Walton County Commissioners are no closer to a customary use ordinance, but they do have dozens of public comments.

Before Saturday’s anticipated public hearing to restore public access on Walton County beaches began, the county’s attorney Sidney Noyes announced that owners of 13 different parcels of property — mostly condominium units — did not receive notice through certified mail, which is required under House Bill 631. 

"We thought we had a mechanism to capture all of these condominium units and unfortunately these 13 slipped through," Noyes said.

City of Destin

Destin’s Harbor District is a hotspot for entertainment, but finding a parking spot is a bit of a headache.

The city has four public parking lots, but not enough spaces to accommodate the growing number of visitors each year.  There are approximately 300 spots available between the city’s three public parking lots. The Destin Library parking lot is also available after hours.

“It’s a challenge to say the least,” said Mayor Gary Jarvis.

The city’s parking woes are not a new issue. Jarvis said he believes it stems from not enough planning and rapid growth.

Emerald Coast Wildlife Refuge

The Emerald Coast Wildlife Refuge has already had a busy year when it comes to baby animals.

Now, they’ve added nearly 80 baby squirrels to the mix.

“We’ve already had an unusually busy year,” said Executive Director Stormy Andersen. “At one point, we had 150 different baby species at the facility. The baby squirrels started last week with 56. It’s crazy.”

Tonia Shatzel

On the morning of July 14, longtime Walton County, Florida resident Daniel Uhlfelder decided to go to the beach.

Instead of rest and relaxation, he found himself in the middle of a confusing debate about public versus private property.

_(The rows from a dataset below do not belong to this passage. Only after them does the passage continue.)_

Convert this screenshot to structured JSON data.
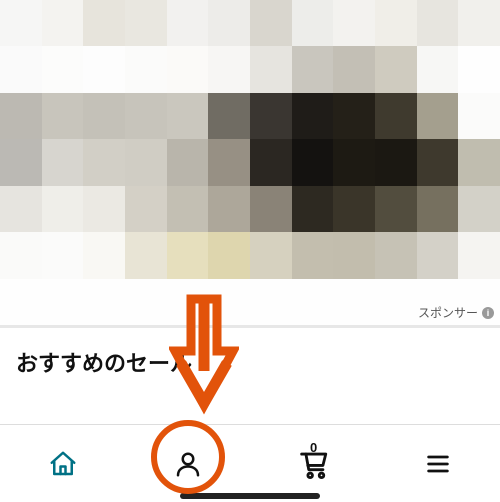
{
  "sponsor": {
    "label": "スポンサー"
  },
  "section": {
    "title": "おすすめのセール"
  },
  "nav": {
    "cart_count": "0"
  }
}
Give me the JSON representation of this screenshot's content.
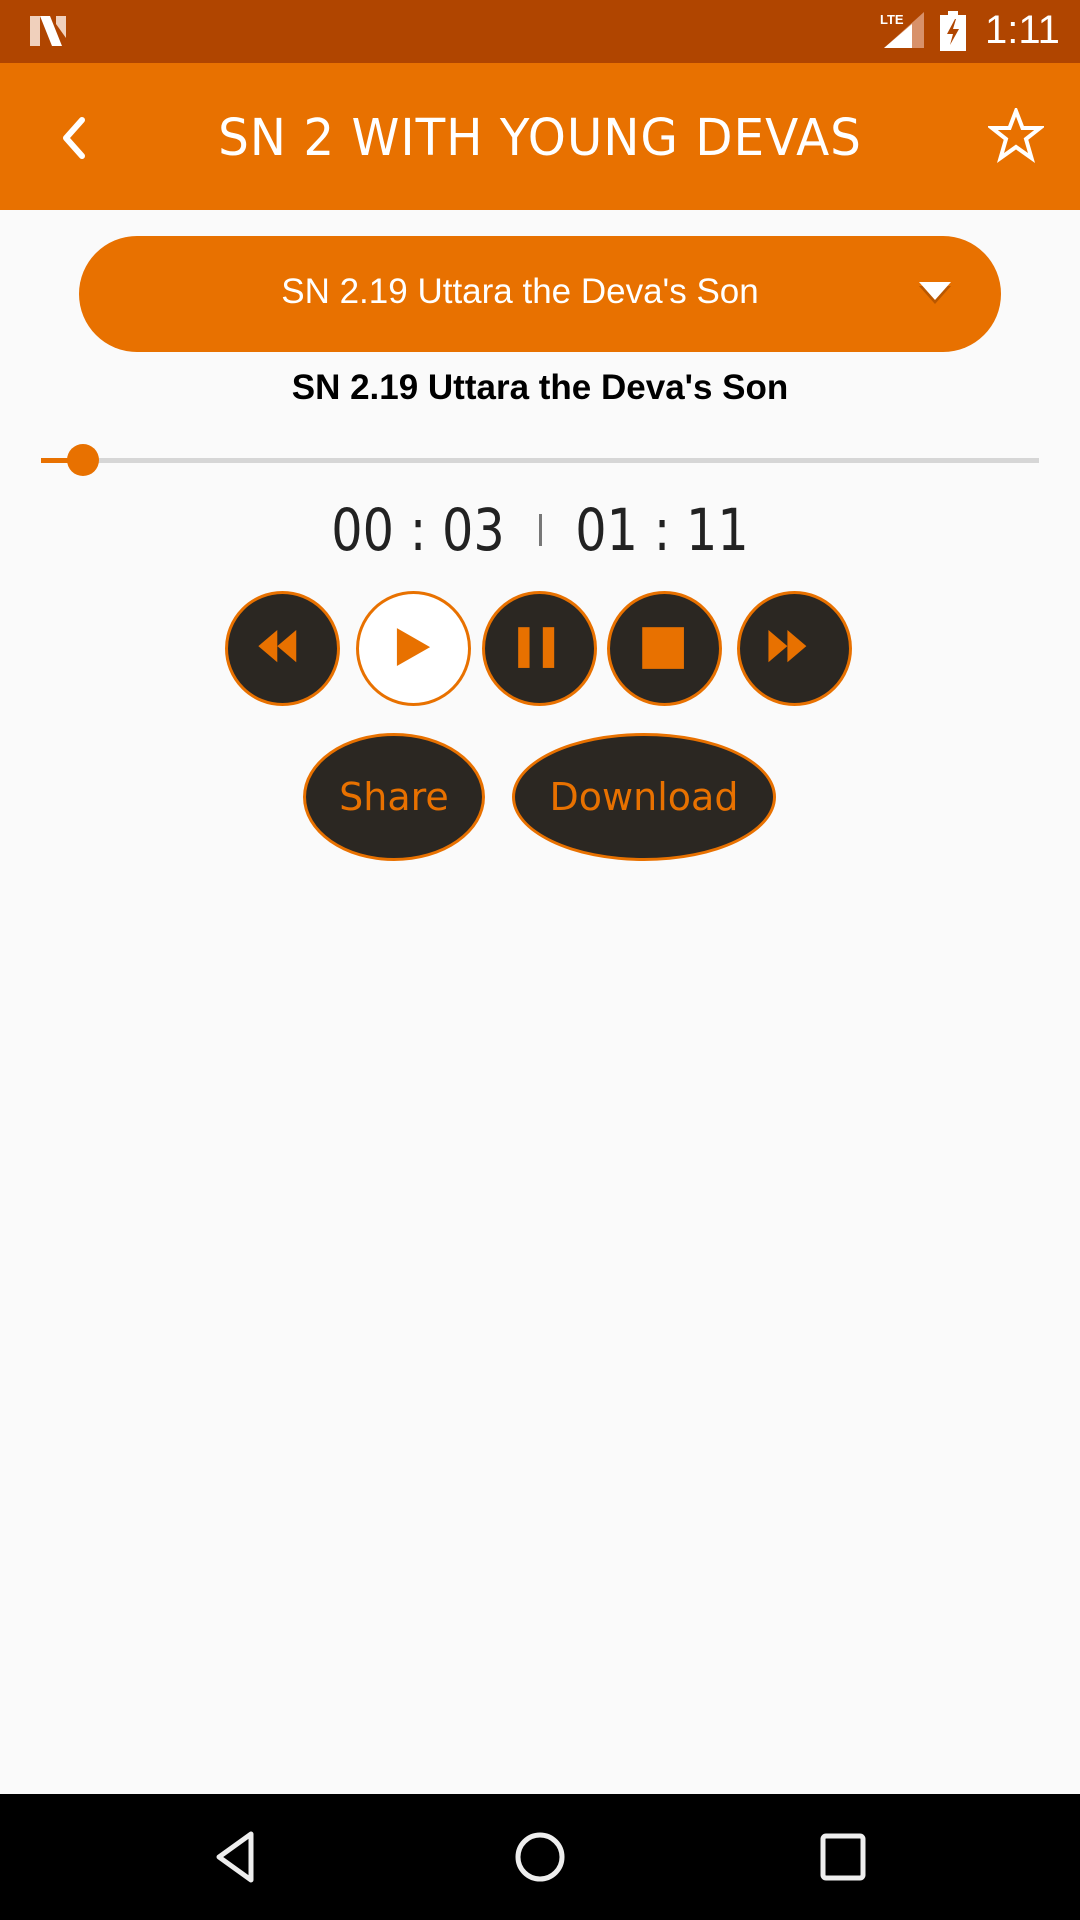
{
  "status_bar": {
    "network": "LTE",
    "time": "1:11"
  },
  "app_bar": {
    "title": "SN 2 WITH YOUNG DEVAS",
    "back_icon": "chevron-left-icon",
    "favorite_icon": "star-outline-icon"
  },
  "track_selector": {
    "selected": "SN 2.19 Uttara the Deva's Son",
    "icon": "triangle-down-icon"
  },
  "player": {
    "track_title": "SN 2.19 Uttara the Deva's Son",
    "elapsed": "00 : 03",
    "duration": "01 : 11",
    "progress_fraction": 0.042,
    "controls": [
      {
        "name": "rewind",
        "icon": "rewind-icon"
      },
      {
        "name": "play",
        "icon": "play-icon"
      },
      {
        "name": "pause",
        "icon": "pause-icon"
      },
      {
        "name": "stop",
        "icon": "stop-icon"
      },
      {
        "name": "fast-forward",
        "icon": "fast-forward-icon"
      }
    ]
  },
  "actions": {
    "share_label": "Share",
    "download_label": "Download"
  },
  "nav_bar": {
    "back": "nav-back-icon",
    "home": "nav-home-icon",
    "recents": "nav-recents-icon"
  },
  "colors": {
    "accent": "#e87100",
    "status_bar": "#b04500",
    "button_dark": "#2b2722"
  }
}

In a video posted to YouTube, you see Uhlfelder holding his beach chair and umbrella as he talks to a security guard at Vizcaya Beach who warns him of trespassing on the private beach.

“Can you draw a line for me where trespassing is?” Uhlfelder asked the security guard. “I want to know where to put my stuff.”

U.S. Air Force

Tech. Sgt. John Chapman was posthumously awarded the Medal of Honor during a ceremony at the White House Wednesday afternoon. 

“We’re gathered together this afternoon to pay tribute to a fallen warrior — a great warrior — Tech. Sgt. John Chapman; and to award him our nation’s highest and most revered military honor,” said President Donald Trump at the ceremony.

Chapman is the 19th airmen to receive the Medal of Honor and the first Special Tactics airman to receive the award.

Taylor Engineering

The deployment of more than 500 artificial reef structures began last week in Navarre Beach as part of a project funded by Natural Resource Damage Assessment (NRDA). 

“(A) mile out from shore we are placing a little over 500 artificial reef structures, made out of concrete and steel,” explained Mike Sandler of the Navarre Beach Marine Sanctuary. “This is taking it to the next level, our next phase.” 

Northwest Florida Daily News

Customary Use is a big issue in the state of Florida.

It’s the belief that beaches have been public property as long as humans have used them, which is why counties across Florida have passed customary use ordinances allowing access to both public access points and in front of beachfront homes. 

In April 2018, the Florida Legislature passed House Bill 631. The bill, which received bipartisan support, authorizes a person with “superior right to possession or real property” and “prohibits local government from enacting or enforcing ordinance or rule based on customary use.”